◆ Directions for this task ◆
Could you retype the records below exactly as they appear, skipping any pictures?
(Beginning of Records provided)
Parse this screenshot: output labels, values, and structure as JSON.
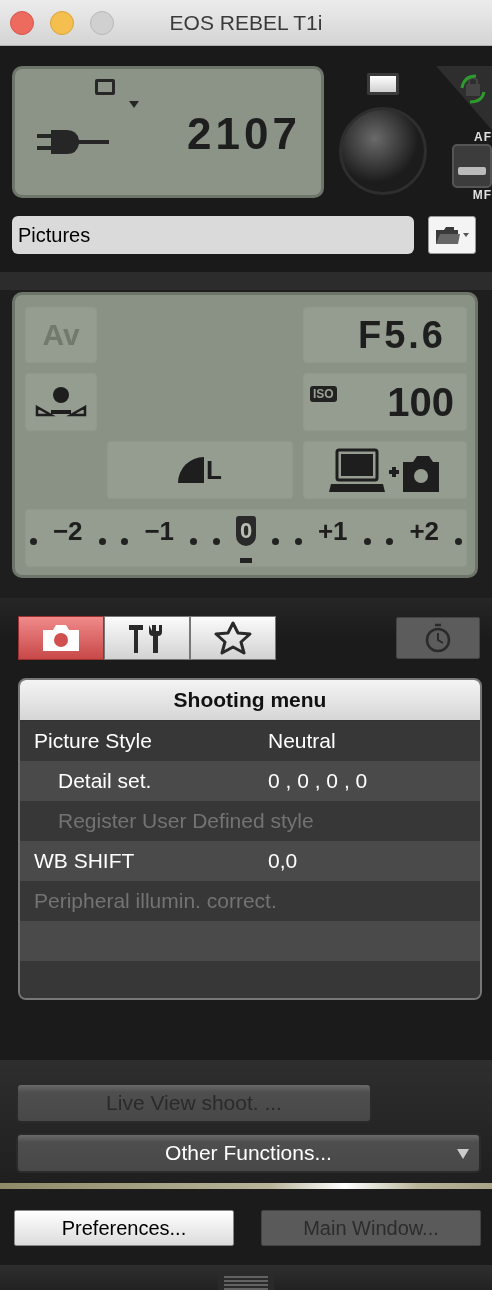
{
  "window": {
    "title": "EOS REBEL T1i"
  },
  "status_lcd": {
    "shots_remaining": "2107"
  },
  "af_switch": {
    "top_label": "AF",
    "bottom_label": "MF",
    "af_selected": true
  },
  "folder_field": {
    "value": "Pictures"
  },
  "settings_lcd": {
    "mode": {
      "text": "Av",
      "disabled": true
    },
    "aperture": "F5.6",
    "iso_label": "ISO",
    "iso": "100",
    "quality": "L",
    "exposure_scale": [
      {
        "label": "−2",
        "selected": false
      },
      {
        "label": "−1",
        "selected": false
      },
      {
        "label": "0",
        "selected": true
      },
      {
        "label": "+1",
        "selected": false
      },
      {
        "label": "+2",
        "selected": false
      }
    ]
  },
  "tabs": [
    {
      "kind": "camera",
      "selected": true
    },
    {
      "kind": "tools",
      "selected": false
    },
    {
      "kind": "star",
      "selected": false
    }
  ],
  "menu": {
    "title": "Shooting menu",
    "rows": [
      {
        "label": "Picture Style",
        "value": "Neutral",
        "disabled": false,
        "children": [
          {
            "label": "Detail set.",
            "value": "0 , 0 , 0 , 0",
            "disabled": false
          },
          {
            "label": "Register User Defined style",
            "disabled": true
          }
        ]
      },
      {
        "label": "WB SHIFT",
        "value": "0,0",
        "disabled": false
      },
      {
        "label": "Peripheral illumin. correct.",
        "disabled": true
      }
    ]
  },
  "buttons": {
    "live_view": {
      "label": "Live View shoot. ...",
      "disabled": true
    },
    "other_functions": {
      "label": "Other Functions..."
    },
    "preferences": {
      "label": "Preferences...",
      "disabled": false
    },
    "main_window": {
      "label": "Main Window...",
      "disabled": true
    }
  }
}
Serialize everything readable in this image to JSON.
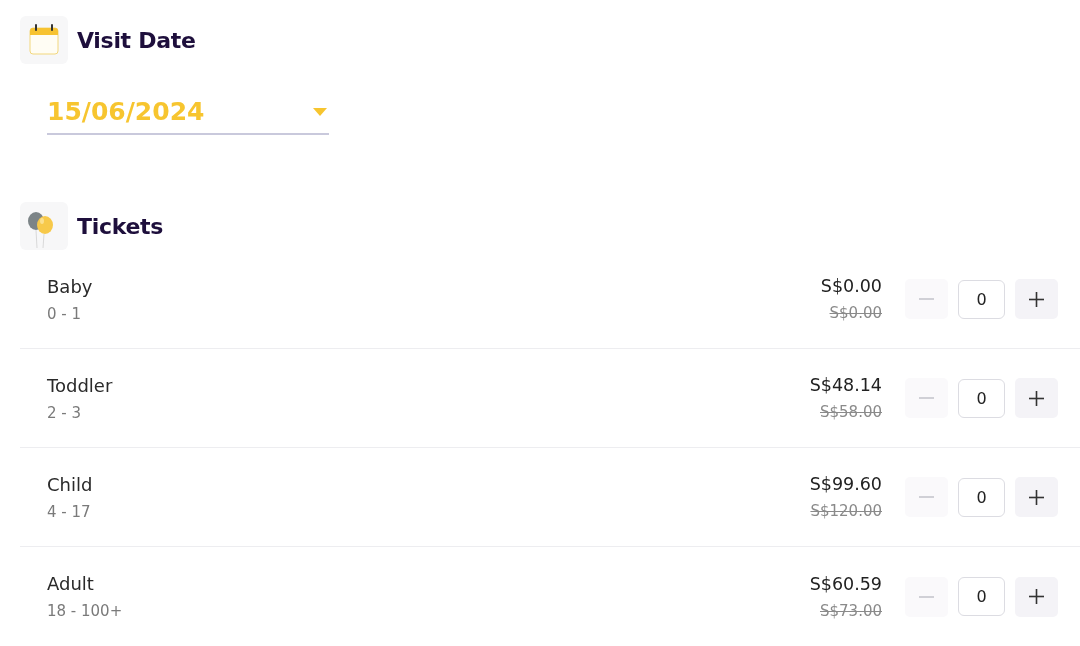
{
  "visit_date": {
    "title": "Visit Date",
    "value": "15/06/2024"
  },
  "tickets": {
    "title": "Tickets",
    "items": [
      {
        "name": "Baby",
        "ages": "0 - 1",
        "price": "S$0.00",
        "original_price": "S$0.00",
        "quantity": "0",
        "decrease_disabled": true
      },
      {
        "name": "Toddler",
        "ages": "2 - 3",
        "price": "S$48.14",
        "original_price": "S$58.00",
        "quantity": "0",
        "decrease_disabled": true
      },
      {
        "name": "Child",
        "ages": "4 - 17",
        "price": "S$99.60",
        "original_price": "S$120.00",
        "quantity": "0",
        "decrease_disabled": true
      },
      {
        "name": "Adult",
        "ages": "18 - 100+",
        "price": "S$60.59",
        "original_price": "S$73.00",
        "quantity": "0",
        "decrease_disabled": true
      }
    ]
  }
}
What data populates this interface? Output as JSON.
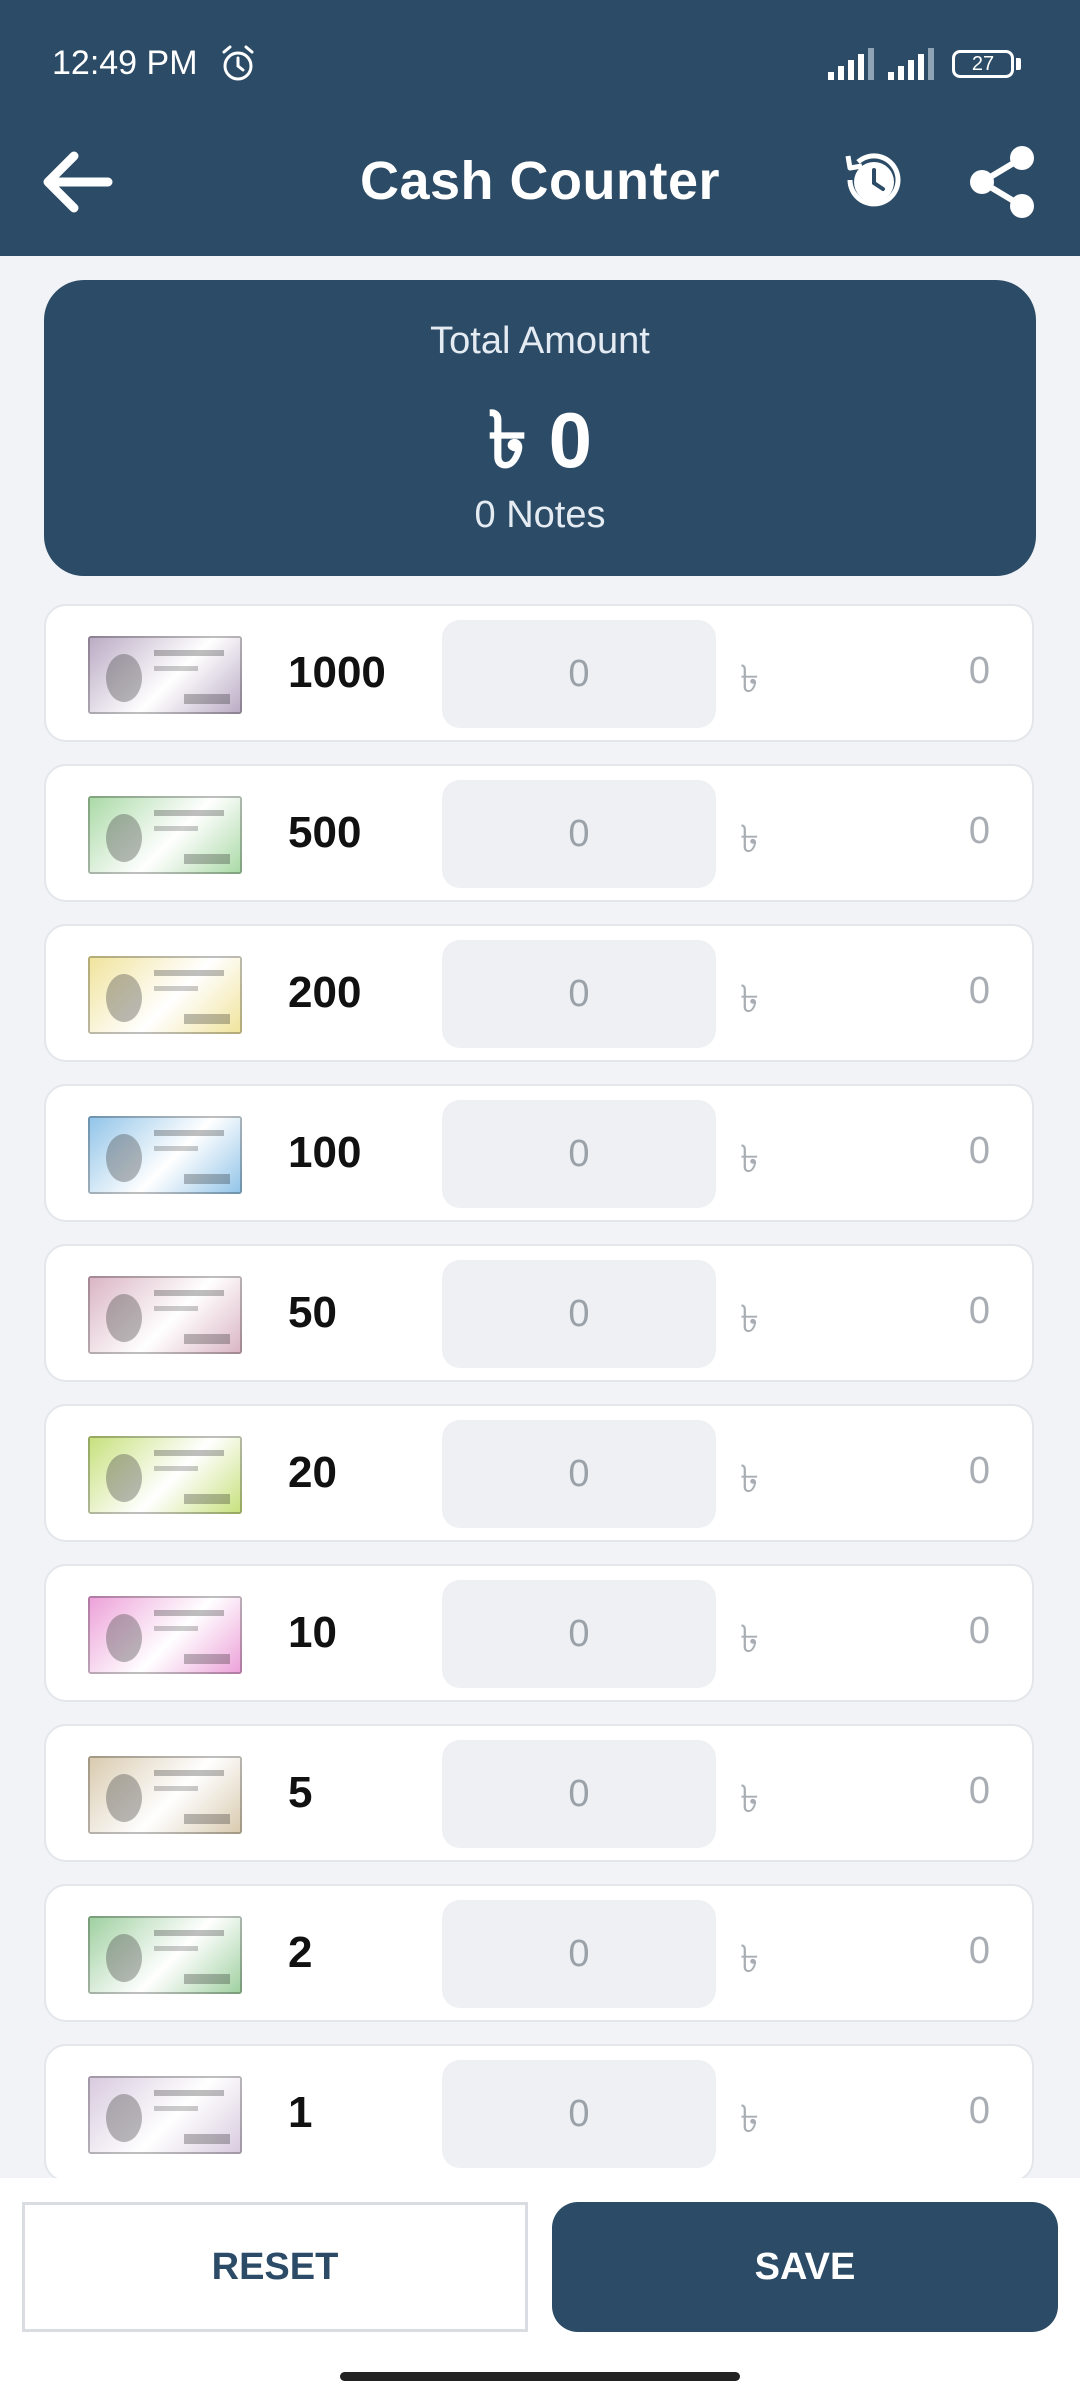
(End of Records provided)
◆ Solution below ◆
Parse this screenshot: output labels, values, and structure as JSON.
{
  "window": {
    "title": "EOS REBEL T1i"
  },
  "status_lcd": {
    "shots_remaining": "2107"
  },
  "af_switch": {
    "top_label": "AF",
    "bottom_label": "MF",
    "af_selected": true
  },
  "folder_field": {
    "value": "Pictures"
  },
  "settings_lcd": {
    "mode": {
      "text": "Av",
      "disabled": true
    },
    "aperture": "F5.6",
    "iso_label": "ISO",
    "iso": "100",
    "quality": "L",
    "exposure_scale": [
      {
        "label": "−2",
        "selected": false
      },
      {
        "label": "−1",
        "selected": false
      },
      {
        "label": "0",
        "selected": true
      },
      {
        "label": "+1",
        "selected": false
      },
      {
        "label": "+2",
        "selected": false
      }
    ]
  },
  "tabs": [
    {
      "kind": "camera",
      "selected": true
    },
    {
      "kind": "tools",
      "selected": false
    },
    {
      "kind": "star",
      "selected": false
    }
  ],
  "menu": {
    "title": "Shooting menu",
    "rows": [
      {
        "label": "Picture Style",
        "value": "Neutral",
        "disabled": false,
        "children": [
          {
            "label": "Detail set.",
            "value": "0 , 0 , 0 , 0",
            "disabled": false
          },
          {
            "label": "Register User Defined style",
            "disabled": true
          }
        ]
      },
      {
        "label": "WB SHIFT",
        "value": "0,0",
        "disabled": false
      },
      {
        "label": "Peripheral illumin. correct.",
        "disabled": true
      }
    ]
  },
  "buttons": {
    "live_view": {
      "label": "Live View shoot. ...",
      "disabled": true
    },
    "other_functions": {
      "label": "Other Functions..."
    },
    "preferences": {
      "label": "Preferences...",
      "disabled": false
    },
    "main_window": {
      "label": "Main Window...",
      "disabled": true
    }
  }
}
Serialize everything readable in this image to JSON.
{
  "visit_date": {
    "title": "Visit Date",
    "value": "15/06/2024"
  },
  "tickets": {
    "title": "Tickets",
    "items": [
      {
        "name": "Baby",
        "ages": "0 - 1",
        "price": "S$0.00",
        "original_price": "S$0.00",
        "quantity": "0",
        "decrease_disabled": true
      },
      {
        "name": "Toddler",
        "ages": "2 - 3",
        "price": "S$48.14",
        "original_price": "S$58.00",
        "quantity": "0",
        "decrease_disabled": true
      },
      {
        "name": "Child",
        "ages": "4 - 17",
        "price": "S$99.60",
        "original_price": "S$120.00",
        "quantity": "0",
        "decrease_disabled": true
      },
      {
        "name": "Adult",
        "ages": "18 - 100+",
        "price": "S$60.59",
        "original_price": "S$73.00",
        "quantity": "0",
        "decrease_disabled": true
      }
    ]
  }
}
What data populates this interface? Output as JSON.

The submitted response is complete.